| TASK DETAILS |
Copy out all lines of the records in which the word "name" appears.

(Stored dataset items)
Content starts
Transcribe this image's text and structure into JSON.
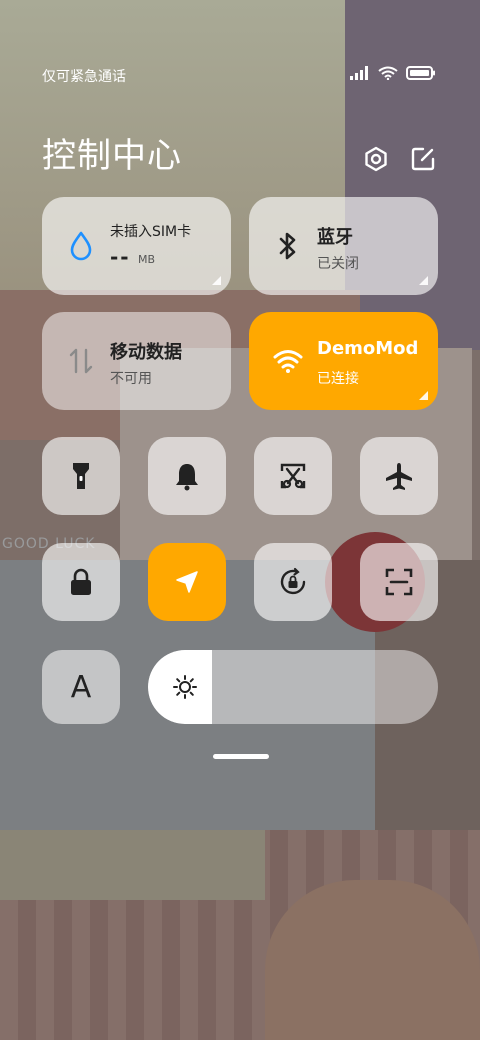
{
  "status": {
    "carrier": "仅可紧急通话",
    "wallpaper_text": "GOOD LUCK"
  },
  "header": {
    "title": "控制中心"
  },
  "tiles": {
    "sim": {
      "label": "未插入SIM卡",
      "value": "--",
      "unit": "MB",
      "icon": "water-drop-icon"
    },
    "bluetooth": {
      "label": "蓝牙",
      "status": "已关闭",
      "icon": "bluetooth-icon"
    },
    "mobile_data": {
      "label": "移动数据",
      "status": "不可用",
      "icon": "data-arrows-icon"
    },
    "wifi": {
      "label": "DemoMod",
      "status": "已连接",
      "icon": "wifi-icon"
    }
  },
  "toggles": [
    {
      "name": "flashlight",
      "on": false
    },
    {
      "name": "ring",
      "on": false
    },
    {
      "name": "screenshot",
      "on": false
    },
    {
      "name": "airplane",
      "on": false
    },
    {
      "name": "lock",
      "on": false
    },
    {
      "name": "location",
      "on": true
    },
    {
      "name": "rotation-lock",
      "on": false
    },
    {
      "name": "scanner",
      "on": false
    }
  ],
  "brightness": {
    "auto_label": "A",
    "level": 0.22
  },
  "colors": {
    "accent": "#ffa800",
    "tile_bg": "rgba(255,255,255,0.62)"
  }
}
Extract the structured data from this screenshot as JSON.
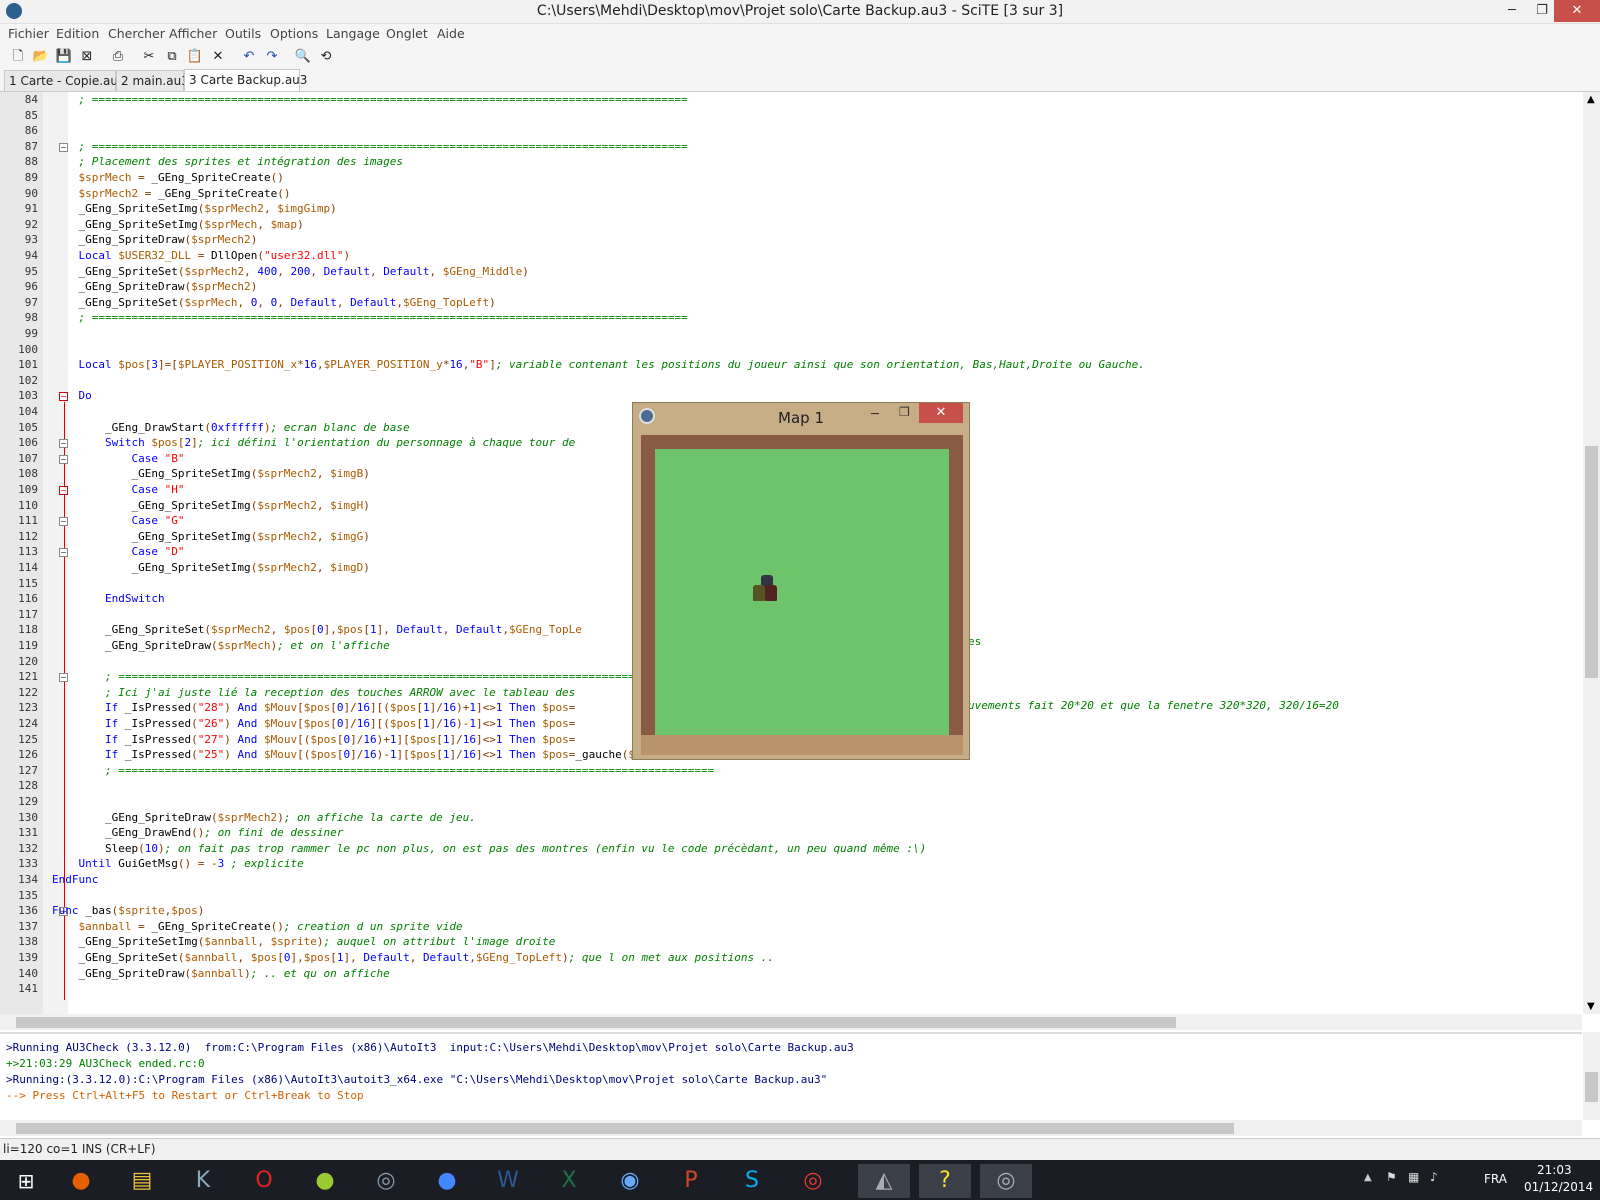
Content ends
| THE COMPLETED TASK |
      "name": "flashlight",
      "name": "ring",
      "name": "screenshot",
      "name": "airplane",
      "name": "lock",
      "name": "location",
      "name": "rotation-lock",
      "name": "scanner",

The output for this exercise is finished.